Phishing this Holiday Season
When a questionable email hits your inbox, do you open the email or delete the message? The best practice to teach employees who encounter fishy emails is to scroll their mouse over any link and view the resulting URL. Caution – many phishes will include a mix of links; some of which direct to the authentic website, while others direct to malicious websites such as: weregoingtostealyourmoney.com.
In screenshot A, we see a message that purports to indicate a potential hack into an email account, raising immediate red flags to the recipient. Initially, the end-user may ask ‘who is trying to hack my account? I have to prevent this from occurring.’ And they may click on a link to further explore the issue.
Training your employees to spot red flags, using screenshot A, include:
- Font – the font is not consistent throughout the email.

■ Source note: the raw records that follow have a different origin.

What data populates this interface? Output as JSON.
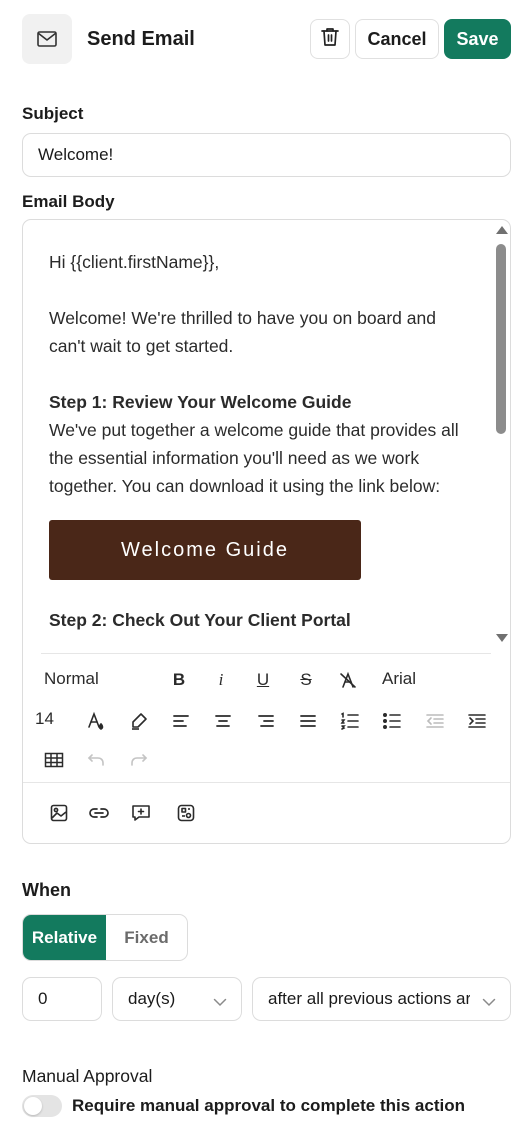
{
  "header": {
    "title": "Send Email",
    "icon": "mail-icon",
    "delete_icon": "trash-icon",
    "cancel_label": "Cancel",
    "save_label": "Save",
    "accent_color": "#137a5e"
  },
  "subject": {
    "label": "Subject",
    "value": "Welcome!"
  },
  "email_body": {
    "label": "Email Body",
    "greeting": "Hi {{client.firstName}},",
    "intro": "Welcome! We're thrilled to have you on board and can't wait to get started.",
    "step1_title": "Step 1: Review Your Welcome Guide",
    "step1_text": "We've put together a welcome guide that provides all the essential information you'll need as we work together. You can download it using the link below:",
    "button_label": "Welcome Guide",
    "button_color": "#4a2718",
    "step2_title": "Step 2: Check Out Your Client Portal"
  },
  "toolbar": {
    "style": "Normal",
    "font": "Arial",
    "font_size": "14",
    "buttons": [
      "bold-icon",
      "italic-icon",
      "underline-icon",
      "strikethrough-icon",
      "clear-format-icon",
      "text-color-icon",
      "highlight-icon",
      "align-left-icon",
      "align-center-icon",
      "align-right-icon",
      "align-justify-icon",
      "ordered-list-icon",
      "bullet-list-icon",
      "outdent-icon",
      "indent-icon",
      "table-icon",
      "undo-icon",
      "redo-icon"
    ],
    "insert_buttons": [
      "image-icon",
      "link-icon",
      "add-comment-icon",
      "variable-icon"
    ]
  },
  "when": {
    "label": "When",
    "mode_relative": "Relative",
    "mode_fixed": "Fixed",
    "selected_mode": "Relative",
    "amount": "0",
    "unit": "day(s)",
    "relation": "after all previous actions are completed"
  },
  "approval": {
    "label": "Manual Approval",
    "toggle_label": "Require manual approval to complete this action",
    "enabled": false
  }
}
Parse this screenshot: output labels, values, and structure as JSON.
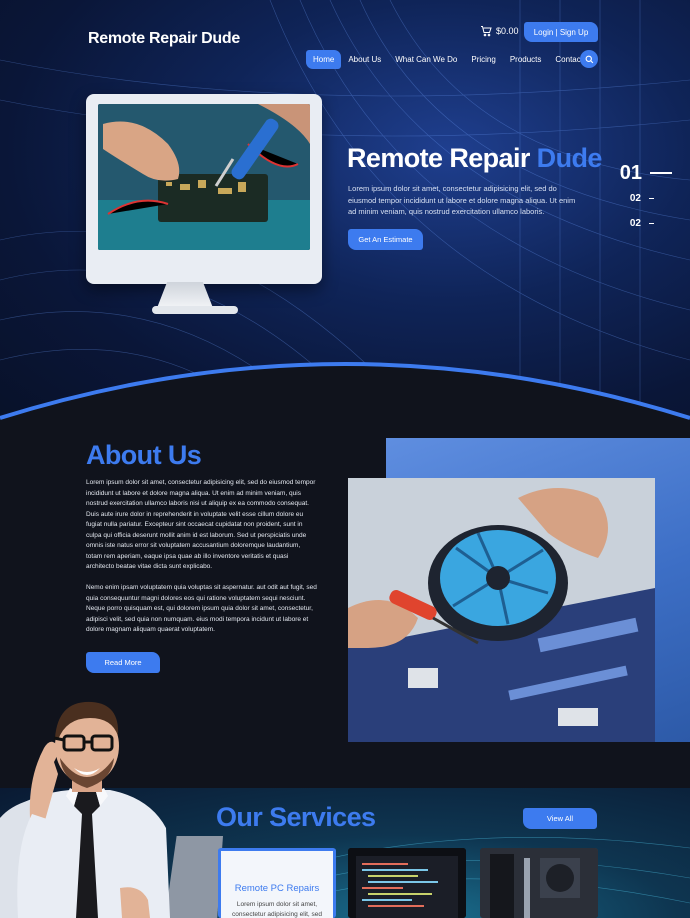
{
  "header": {
    "logo": "Remote Repair Dude",
    "cart_total": "$0.00",
    "login_label": "Login | Sign Up",
    "nav": [
      "Home",
      "About Us",
      "What Can We Do",
      "Pricing",
      "Products",
      "Contact"
    ],
    "active_nav": "Home"
  },
  "hero": {
    "title_main": "Remote Repair ",
    "title_accent": "Dude",
    "description": "Lorem ipsum dolor sit amet, consectetur adipisicing elit, sed do eiusmod tempor incididunt ut labore et dolore magna aliqua. Ut enim ad minim veniam, quis nostrud exercitation ullamco laboris.",
    "cta_label": "Get An Estimate",
    "slides": [
      "01",
      "02",
      "02"
    ]
  },
  "about": {
    "title": "About Us",
    "paragraph1": "Lorem ipsum dolor sit amet, consectetur adipisicing elit, sed do eiusmod tempor incididunt ut labore et dolore magna aliqua. Ut enim ad minim veniam, quis nostrud exercitation ullamco laboris nisi ut aliquip ex ea commodo consequat. Duis aute irure dolor in reprehenderit in voluptate velit esse cillum dolore eu fugiat nulla pariatur. Excepteur sint occaecat cupidatat non proident, sunt in culpa qui officia deserunt mollit anim id est laborum. Sed ut perspiciatis unde omnis iste natus error sit voluptatem accusantium doloremque laudantium, totam rem aperiam, eaque ipsa quae ab illo inventore veritatis et quasi architecto beatae vitae dicta sunt explicabo.",
    "paragraph2": "Nemo enim ipsam voluptatem quia voluptas sit aspernatur. aut odit aut fugit, sed quia consequuntur magni dolores eos qui ratione voluptatem sequi nesciunt. Neque porro quisquam est, qui dolorem ipsum quia dolor sit amet, consectetur, adipisci velit, sed quia non numquam. eius modi tempora incidunt ut labore et dolore magnam aliquam quaerat voluptatem.",
    "button_label": "Read More"
  },
  "services": {
    "title": "Our Services",
    "view_all_label": "View All",
    "card_title": "Remote PC Repairs",
    "card_text": "Lorem ipsum dolor sit amet, consectetur adipisicing elit, sed"
  },
  "colors": {
    "accent": "#3d7bef",
    "hero_bg": "#0f2458",
    "about_bg": "#10131c"
  },
  "icons": [
    "cart-icon",
    "search-icon"
  ]
}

- Spelling errors – Redmond, Washington is spelled incorrectly as Radmond.
- Grammar – Grammatical issues are an indicator of a phish. An email originating from Microsoft will not include grammatical issues such as, “…incoming and outgoing message till you sign in…”

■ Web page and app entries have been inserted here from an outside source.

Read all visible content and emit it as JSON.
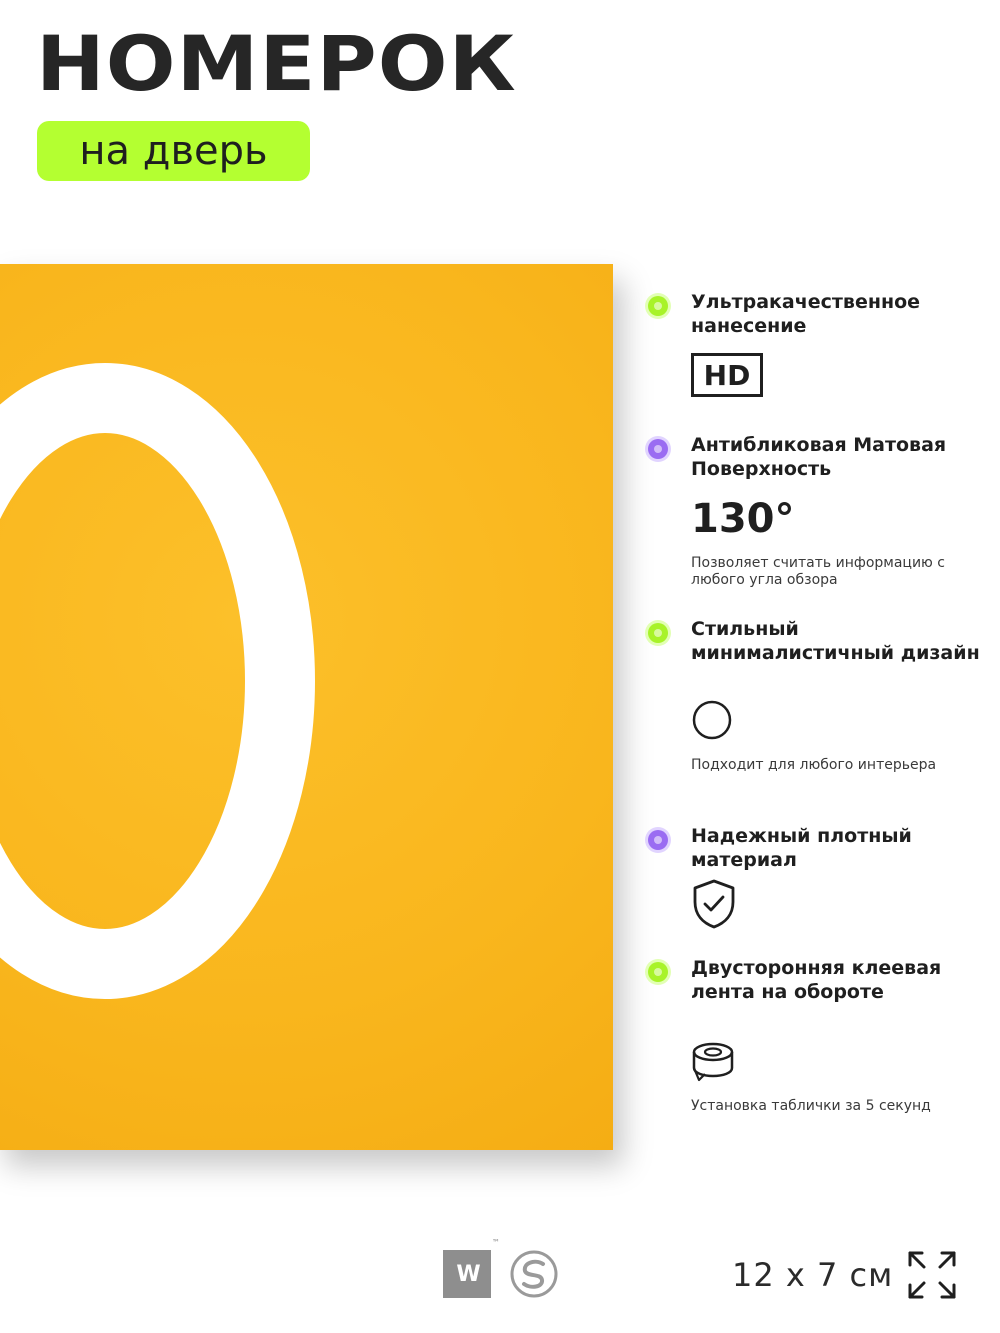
{
  "header": {
    "title": "НОМЕРОК",
    "subtitle": "на дверь"
  },
  "product": {
    "digit": "0",
    "plate_color": "#f9b61d",
    "digit_color": "#ffffff"
  },
  "features": [
    {
      "bullet": "green",
      "title": "Ультракачественное нанесение",
      "badge": "HD"
    },
    {
      "bullet": "purple",
      "title": "Антибликовая Матовая Поверхность",
      "value": "130°",
      "note": "Позволяет считать информацию с любого угла обзора"
    },
    {
      "bullet": "green",
      "title": "Стильный минималистичный дизайн",
      "icon": "circle-icon",
      "note": "Подходит для любого интерьера"
    },
    {
      "bullet": "purple",
      "title": "Надежный плотный материал",
      "icon": "shield-check-icon"
    },
    {
      "bullet": "green",
      "title": "Двусторонняя клеевая лента на обороте",
      "icon": "tape-roll-icon",
      "note": "Установка таблички за 5 секунд"
    }
  ],
  "footer": {
    "logo_text": "W",
    "trademark": "™",
    "size": "12 x 7 см"
  },
  "colors": {
    "accent_green": "#b4ff31",
    "accent_purple": "#9a6cf2",
    "text": "#1f1f1f"
  }
}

- Link directs – Hover your mouse over all URLs to determine where the link directs. Often within phishing emails, links direct users to malicious websites. Once a user has clicked the link, personal information will be captured.
Clicking into a malicious website and entering personal information and credentials create put employee personal and organizational data at risk. Employees may not intentionally jeopardize the survival of an organization; however, some employees may be afraid to admit they have been victims of a phish if coming forward will jeopardize their job.

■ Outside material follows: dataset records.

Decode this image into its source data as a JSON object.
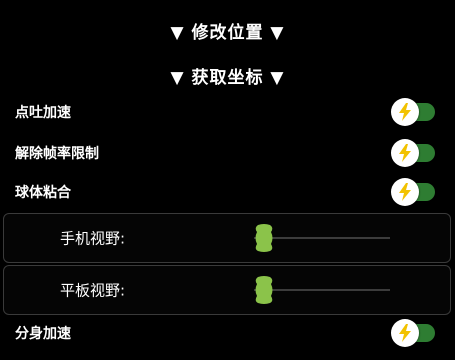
{
  "headers": {
    "modify_position": "▼ 修改位置 ▼",
    "get_coordinates": "▼ 获取坐标 ▼"
  },
  "toggles": [
    {
      "label": "点吐加速",
      "on": true
    },
    {
      "label": "解除帧率限制",
      "on": true
    },
    {
      "label": "球体粘合",
      "on": true
    },
    {
      "label": "分身加速",
      "on": true
    }
  ],
  "sliders": [
    {
      "label": "手机视野:",
      "value": 0
    },
    {
      "label": "平板视野:",
      "value": 0
    }
  ],
  "colors": {
    "toggle_track_on": "#2e7d32",
    "bolt_icon": "#f2c200",
    "slider_thumb": "#8bc34a",
    "background": "#000000"
  },
  "icons": {
    "toggle_knob": "lightning-bolt-icon"
  }
}
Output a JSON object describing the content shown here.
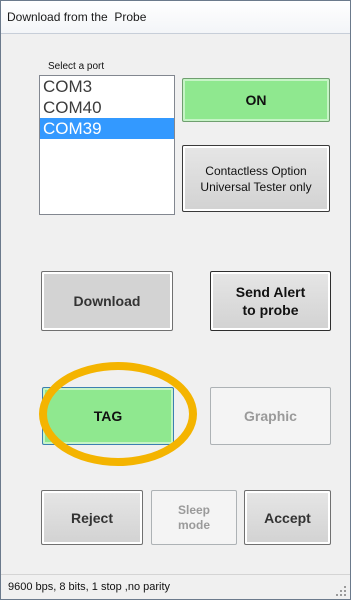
{
  "window": {
    "title": "Download from the  Probe"
  },
  "ports": {
    "label": "Select a port",
    "items": [
      "COM3",
      "COM40",
      "COM39"
    ],
    "selected": "COM39"
  },
  "buttons": {
    "on": "ON",
    "contactless": "Contactless Option\nUniversal Tester only",
    "download": "Download",
    "send_alert": "Send Alert\nto probe",
    "tag": "TAG",
    "graphic": "Graphic",
    "reject": "Reject",
    "sleep": "Sleep\nmode",
    "accept": "Accept"
  },
  "status": {
    "text": "9600 bps, 8 bits, 1 stop ,no parity"
  },
  "colors": {
    "active_green": "#8fe88f",
    "selection_blue": "#3399ff",
    "highlight_ring": "#f4b400"
  }
}
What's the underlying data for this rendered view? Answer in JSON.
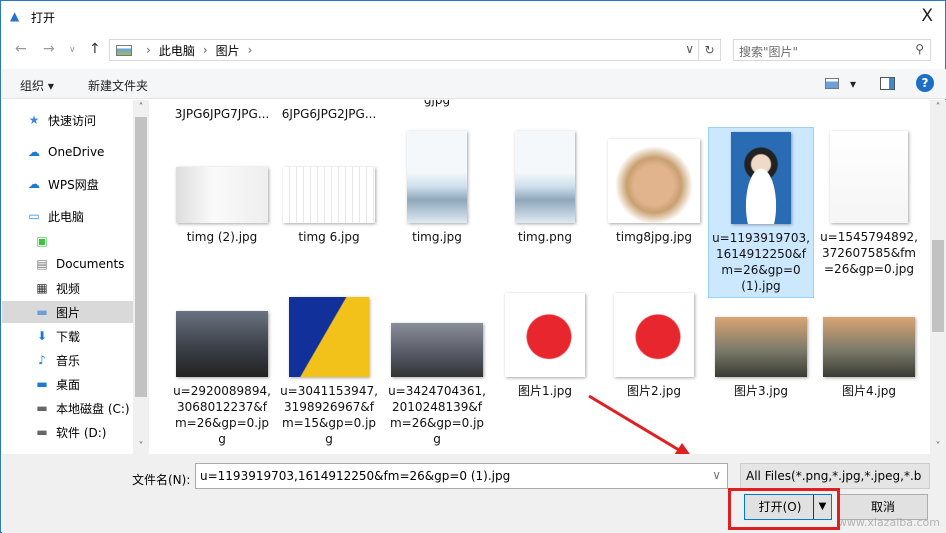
{
  "window": {
    "title": "打开",
    "close": "X"
  },
  "nav": {
    "back": "←",
    "forward": "→",
    "recent": "∨",
    "up": "↑"
  },
  "address": {
    "crumbs": [
      "此电脑",
      "图片"
    ],
    "refresh": "↻",
    "dropdown": "∨"
  },
  "search": {
    "placeholder": "搜索\"图片\""
  },
  "toolbar": {
    "organize": "组织 ▾",
    "new_folder": "新建文件夹",
    "view": "▾",
    "help": "?"
  },
  "sidebar": {
    "items": [
      {
        "label": "快速访问",
        "icon": "star-icon"
      },
      {
        "label": "OneDrive",
        "icon": "cloud-icon"
      },
      {
        "label": "WPS网盘",
        "icon": "cloud-icon"
      },
      {
        "label": "此电脑",
        "icon": "computer-icon"
      },
      {
        "label": "",
        "icon": "app-icon"
      },
      {
        "label": "Documents",
        "icon": "document-icon"
      },
      {
        "label": "视频",
        "icon": "video-icon"
      },
      {
        "label": "图片",
        "icon": "picture-icon"
      },
      {
        "label": "下载",
        "icon": "download-icon"
      },
      {
        "label": "音乐",
        "icon": "music-icon"
      },
      {
        "label": "桌面",
        "icon": "desktop-icon"
      },
      {
        "label": "本地磁盘 (C:)",
        "icon": "drive-icon"
      },
      {
        "label": "软件 (D:)",
        "icon": "drive-icon"
      }
    ]
  },
  "files": {
    "row0": [
      "3JPG6JPG7JPG...",
      "6JPG6JPG2JPG...",
      "gjpg"
    ],
    "items": [
      {
        "name": "timg (2).jpg"
      },
      {
        "name": "timg 6.jpg"
      },
      {
        "name": "timg.jpg"
      },
      {
        "name": "timg.png"
      },
      {
        "name": "timg8jpg.jpg"
      },
      {
        "name": "u=1193919703,1614912250&fm=26&gp=0 (1).jpg",
        "selected": true
      },
      {
        "name": "u=1545794892,372607585&fm=26&gp=0.jpg"
      },
      {
        "name": "u=2920089894,3068012237&fm=26&gp=0.jpg"
      },
      {
        "name": "u=3041153947,3198926967&fm=15&gp=0.jpg"
      },
      {
        "name": "u=3424704361,2010248139&fm=26&gp=0.jpg"
      },
      {
        "name": "图片1.jpg"
      },
      {
        "name": "图片2.jpg"
      },
      {
        "name": "图片3.jpg"
      },
      {
        "name": "图片4.jpg"
      }
    ]
  },
  "bottom": {
    "filename_label": "文件名(N):",
    "filename_value": "u=1193919703,1614912250&fm=26&gp=0 (1).jpg",
    "filetype": "All Files(*.png,*.jpg,*.jpeg,*.b",
    "open": "打开(O)",
    "cancel": "取消"
  },
  "watermark": "www.xiazaiba.com"
}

Training is critical to educate employees on the importance of reporting issues, resulting in an increased chance of surviving a breach of confidential information.
It is also crucial for management to identify employees who are likely to be victims of hacking.
Key Traits of Hackable Employees:
- They lack education and training.
- They choose weak passwords.
- They share login credentials.
- They install web applications without consulting IT.
- They upload company files to personal cloud storage.
- They access company data after changing jobs.
- They’re not careful enough with email.
Cyber Threat Intelligence Program
A Cyber Threat Intelligence Program identifies cyber security threats and coordinates responses to them. At a high level, the program:
- Maintains multiple intelligence sources,
- Matches potential threats with the company information assets,
- Establishes the cyber threat risk level,
- Assigns the appropriate company responsible parties to respond and
- Oversees the response actions.
In a virtual cyber security assessment, using the information security triad of confidentiality, availability and integrity, Firestorm provides observations and recommendations about cyber security risk. The virtual cyber security assessment includes interviews, document/questionnaire analysis, a virtual results working session, and a written Findings Report with observations and recommendations.
Keep your credit cards safe this holiday season by identifying phishing attacks before your information is stolen.